Maybe it’s just me, but I never fit in the box. My answers are either not on the list of options or, where there is a ‘choose only one’ from the list, I often end up ticking the ‘other’ box and writing “most of the above”.
It used to annoy me.
It used to frustrate me.
Being different is all very well but it gets a bit tedious when trying to achieve things seems to be always hampered by being in a reality that is at right angles to everyone else.
But I did find freedom! Eventually! Strangely!
Attending a network event a number of years back, there were, maybe, 60 or 70 people in a room. We were being facilitated in our warm-up exercises; getting to know each other and loosening up our personalities for the day. We were asked to divide ourselves into groups … according to the socks that we were wearing: striped socks, plain socks, red socks, blue socks, etc. Grey socks with purple stars? Not a valid category, it seems. Those with grey socks with purple stars do not fit any of the available categories and must …? Stand on their own? … Go to the lobby and have coffee? … Just go home because they don’t belong!?
Really?! Could I not just fit the box?! For once?! Did I have to have a pair of socks on that didn’t fit in any normal category?

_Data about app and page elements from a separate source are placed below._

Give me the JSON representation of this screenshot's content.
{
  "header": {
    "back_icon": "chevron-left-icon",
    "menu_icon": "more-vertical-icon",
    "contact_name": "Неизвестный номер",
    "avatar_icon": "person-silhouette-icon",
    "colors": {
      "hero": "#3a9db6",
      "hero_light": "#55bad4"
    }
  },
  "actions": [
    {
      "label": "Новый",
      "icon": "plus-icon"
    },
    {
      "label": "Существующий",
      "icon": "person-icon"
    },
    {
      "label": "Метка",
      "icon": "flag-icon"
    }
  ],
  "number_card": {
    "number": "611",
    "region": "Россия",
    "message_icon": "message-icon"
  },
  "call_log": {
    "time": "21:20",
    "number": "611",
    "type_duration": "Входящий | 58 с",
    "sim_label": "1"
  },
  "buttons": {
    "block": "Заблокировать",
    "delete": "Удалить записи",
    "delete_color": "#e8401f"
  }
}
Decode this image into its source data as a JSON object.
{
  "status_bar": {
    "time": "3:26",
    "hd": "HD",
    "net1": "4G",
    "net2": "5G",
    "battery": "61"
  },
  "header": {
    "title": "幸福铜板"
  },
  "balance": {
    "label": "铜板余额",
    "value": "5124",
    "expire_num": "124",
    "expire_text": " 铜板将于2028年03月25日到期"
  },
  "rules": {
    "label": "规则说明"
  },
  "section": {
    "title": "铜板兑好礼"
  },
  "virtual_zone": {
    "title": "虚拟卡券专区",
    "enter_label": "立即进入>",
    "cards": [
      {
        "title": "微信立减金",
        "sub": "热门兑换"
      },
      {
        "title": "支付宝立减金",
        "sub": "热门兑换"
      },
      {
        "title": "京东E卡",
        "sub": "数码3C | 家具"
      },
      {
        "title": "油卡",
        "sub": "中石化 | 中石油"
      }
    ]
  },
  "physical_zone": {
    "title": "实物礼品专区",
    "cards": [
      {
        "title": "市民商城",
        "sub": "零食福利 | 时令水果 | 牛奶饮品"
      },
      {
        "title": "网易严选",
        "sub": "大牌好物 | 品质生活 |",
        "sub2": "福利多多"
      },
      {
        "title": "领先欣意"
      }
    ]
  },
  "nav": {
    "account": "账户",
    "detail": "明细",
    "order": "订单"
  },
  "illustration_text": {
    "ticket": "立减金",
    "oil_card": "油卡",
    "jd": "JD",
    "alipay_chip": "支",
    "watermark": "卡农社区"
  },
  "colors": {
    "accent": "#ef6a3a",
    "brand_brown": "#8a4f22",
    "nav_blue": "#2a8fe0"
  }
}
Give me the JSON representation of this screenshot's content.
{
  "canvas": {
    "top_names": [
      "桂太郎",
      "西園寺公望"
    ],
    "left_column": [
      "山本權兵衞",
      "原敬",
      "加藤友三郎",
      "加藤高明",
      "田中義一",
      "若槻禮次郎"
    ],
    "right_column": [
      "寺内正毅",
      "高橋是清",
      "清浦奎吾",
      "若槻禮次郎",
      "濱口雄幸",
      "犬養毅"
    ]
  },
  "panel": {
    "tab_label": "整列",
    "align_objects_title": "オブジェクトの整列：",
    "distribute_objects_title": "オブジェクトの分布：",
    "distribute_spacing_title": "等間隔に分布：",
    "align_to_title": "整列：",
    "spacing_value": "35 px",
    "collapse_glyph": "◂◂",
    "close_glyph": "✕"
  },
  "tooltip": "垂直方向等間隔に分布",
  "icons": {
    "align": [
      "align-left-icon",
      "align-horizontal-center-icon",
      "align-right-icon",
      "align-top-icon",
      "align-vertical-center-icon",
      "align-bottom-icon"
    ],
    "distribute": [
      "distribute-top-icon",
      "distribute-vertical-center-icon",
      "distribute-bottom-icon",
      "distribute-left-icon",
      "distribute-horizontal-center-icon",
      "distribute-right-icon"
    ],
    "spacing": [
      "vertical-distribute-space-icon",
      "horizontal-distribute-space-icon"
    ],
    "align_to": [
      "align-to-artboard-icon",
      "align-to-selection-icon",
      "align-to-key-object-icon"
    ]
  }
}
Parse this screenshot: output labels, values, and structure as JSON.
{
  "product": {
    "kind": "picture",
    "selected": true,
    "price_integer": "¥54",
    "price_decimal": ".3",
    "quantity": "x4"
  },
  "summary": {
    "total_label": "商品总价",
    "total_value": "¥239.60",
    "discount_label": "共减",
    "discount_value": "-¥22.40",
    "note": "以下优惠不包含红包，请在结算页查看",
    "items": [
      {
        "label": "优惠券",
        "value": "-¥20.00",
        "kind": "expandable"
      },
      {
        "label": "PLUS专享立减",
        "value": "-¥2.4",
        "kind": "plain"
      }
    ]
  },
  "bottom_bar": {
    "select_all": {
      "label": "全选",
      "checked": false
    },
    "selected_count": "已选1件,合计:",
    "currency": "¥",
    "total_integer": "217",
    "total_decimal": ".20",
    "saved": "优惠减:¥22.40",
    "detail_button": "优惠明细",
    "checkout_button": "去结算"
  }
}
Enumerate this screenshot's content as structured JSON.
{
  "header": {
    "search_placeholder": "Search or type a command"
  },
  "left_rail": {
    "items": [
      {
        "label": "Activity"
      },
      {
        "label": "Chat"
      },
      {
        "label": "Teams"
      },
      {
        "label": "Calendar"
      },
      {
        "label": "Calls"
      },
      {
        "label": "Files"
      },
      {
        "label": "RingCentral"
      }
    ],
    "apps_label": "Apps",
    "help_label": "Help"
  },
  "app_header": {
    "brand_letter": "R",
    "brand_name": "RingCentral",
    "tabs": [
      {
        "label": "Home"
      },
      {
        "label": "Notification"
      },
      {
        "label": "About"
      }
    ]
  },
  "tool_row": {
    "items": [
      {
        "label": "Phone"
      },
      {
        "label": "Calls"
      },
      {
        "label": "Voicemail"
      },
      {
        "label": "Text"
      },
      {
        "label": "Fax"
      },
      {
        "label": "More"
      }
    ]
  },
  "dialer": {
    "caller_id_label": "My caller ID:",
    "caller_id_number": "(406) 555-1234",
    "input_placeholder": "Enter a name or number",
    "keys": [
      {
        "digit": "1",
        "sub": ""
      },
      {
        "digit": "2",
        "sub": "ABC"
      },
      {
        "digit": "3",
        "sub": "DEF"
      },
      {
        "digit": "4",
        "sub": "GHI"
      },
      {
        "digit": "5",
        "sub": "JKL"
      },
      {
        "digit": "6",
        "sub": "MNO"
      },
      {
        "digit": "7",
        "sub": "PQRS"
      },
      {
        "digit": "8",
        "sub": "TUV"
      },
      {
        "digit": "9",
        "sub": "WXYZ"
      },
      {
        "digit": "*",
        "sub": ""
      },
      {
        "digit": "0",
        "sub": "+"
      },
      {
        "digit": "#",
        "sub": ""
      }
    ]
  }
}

So then I did what, possibly, any normal person would do. I looked around at all the gathered groups, picked the one that was most to my liking, and went there; barefacing the fact that my socks just didn’t match. I think they were all of the stripy-sock variety of people. It didn’t matter. We did our strange warm-up routines, laughed and got on just fine.
It might seem a rather strange problem to have: an unusual difficulty. For me, it was my life. I was born without God and yet was almost a teenager before I know that there was a word for that: “doubting Thomas” didn’t cut it for me. I left and came back to the country that some of those believers had prophesied: a materialistic party drunk on its own (apparent) wealth. I was still a fish out of water. In any community that I was ever part of, I was only a visitor as I always had a foot in some different reality, thoughts that didn’t quite fit. In any work that I did, I always seemed to be working against a system that was set up for other people and not for me. I always wanted an ‘other’ box in any form I ever filled out. I, most usually, just thought that the questions were wrong. Often, I still do.
However, my socks set me free! It no longer bothers me that I don’t fit in the box. I quite happily park diagonally across the lines in the parking lot (on quiet days as I don’t want to inconvenience anyone by taking up needed spaces). I have socks with each day of the week on them. There’s about a one-in-seven chance that I’ll be wearing them on the right day. If I think of it, I avoid it except maybe for Sundays and Mondays when I might wear one of each and the kids can get ice-cream if they pick up on it. (They haven’t yet.)
So I’ve really stopped worrying about being able to fill out the checkboxes ‘correctly’. If the option that most fits my reality is not available, I just go with the nearest one; holding a clean conscience that the person who set the question just didn’t stretch their imagination to my world. If I hit too many of them, I simply get the message that I could be doing something better with my time and move on. It’s simple. It’s straightforward. Perhaps it’s just ‘normal’, but it took me a long time to get there.